> **ACTION ITEM**
Read through the listing below and return only the lines containing "console".

> **RECORDS SHOWN**
*** Begin section ***

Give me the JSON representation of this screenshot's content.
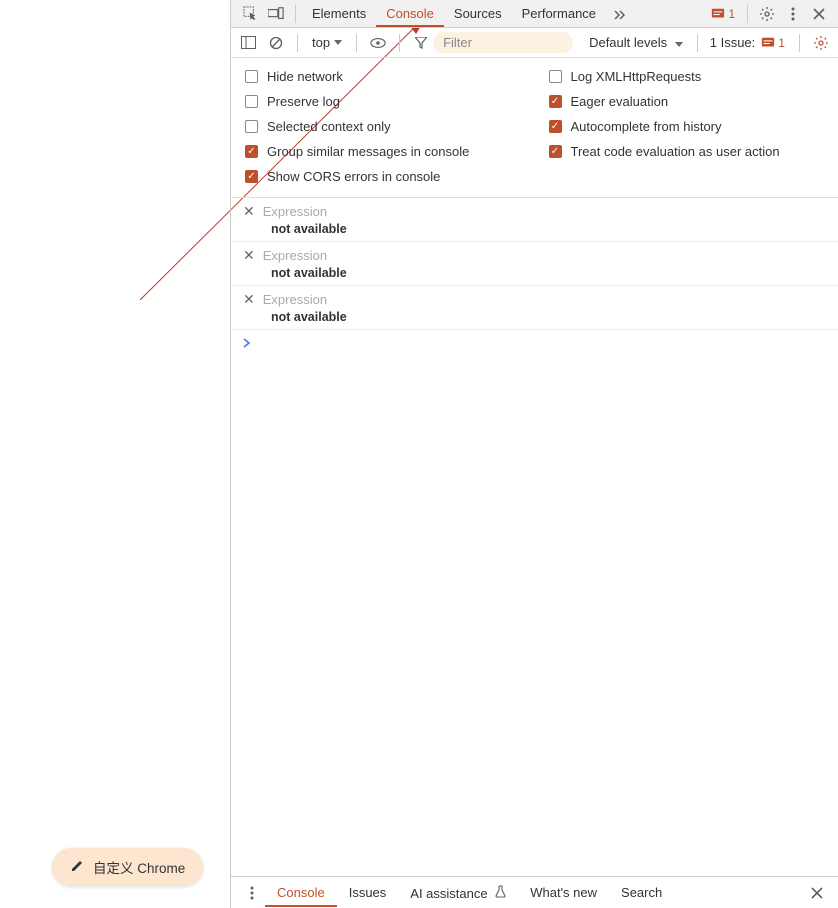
{
  "tabs": {
    "elements": "Elements",
    "console": "Console",
    "sources": "Sources",
    "performance": "Performance"
  },
  "top_badges": {
    "msg_count": "1",
    "issue_count": "1"
  },
  "toolbar": {
    "context": "top",
    "filter_placeholder": "Filter",
    "levels": "Default levels",
    "issues_label": "1 Issue:"
  },
  "settings": {
    "left": [
      {
        "label": "Hide network",
        "checked": false
      },
      {
        "label": "Preserve log",
        "checked": false
      },
      {
        "label": "Selected context only",
        "checked": false
      },
      {
        "label": "Group similar messages in console",
        "checked": true
      },
      {
        "label": "Show CORS errors in console",
        "checked": true
      }
    ],
    "right": [
      {
        "label": "Log XMLHttpRequests",
        "checked": false
      },
      {
        "label": "Eager evaluation",
        "checked": true
      },
      {
        "label": "Autocomplete from history",
        "checked": true
      },
      {
        "label": "Treat code evaluation as user action",
        "checked": true
      }
    ]
  },
  "expressions": [
    {
      "placeholder": "Expression",
      "value": "not available"
    },
    {
      "placeholder": "Expression",
      "value": "not available"
    },
    {
      "placeholder": "Expression",
      "value": "not available"
    }
  ],
  "drawer": {
    "console": "Console",
    "issues": "Issues",
    "ai": "AI assistance",
    "whatsnew": "What's new",
    "search": "Search"
  },
  "customize_btn": "自定义 Chrome"
}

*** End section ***

> **EXERCISE ANSWER**
    "console": "Console",
        "label": "Group similar messages in console",
        "label": "Show CORS errors in console",
    "console": "Console",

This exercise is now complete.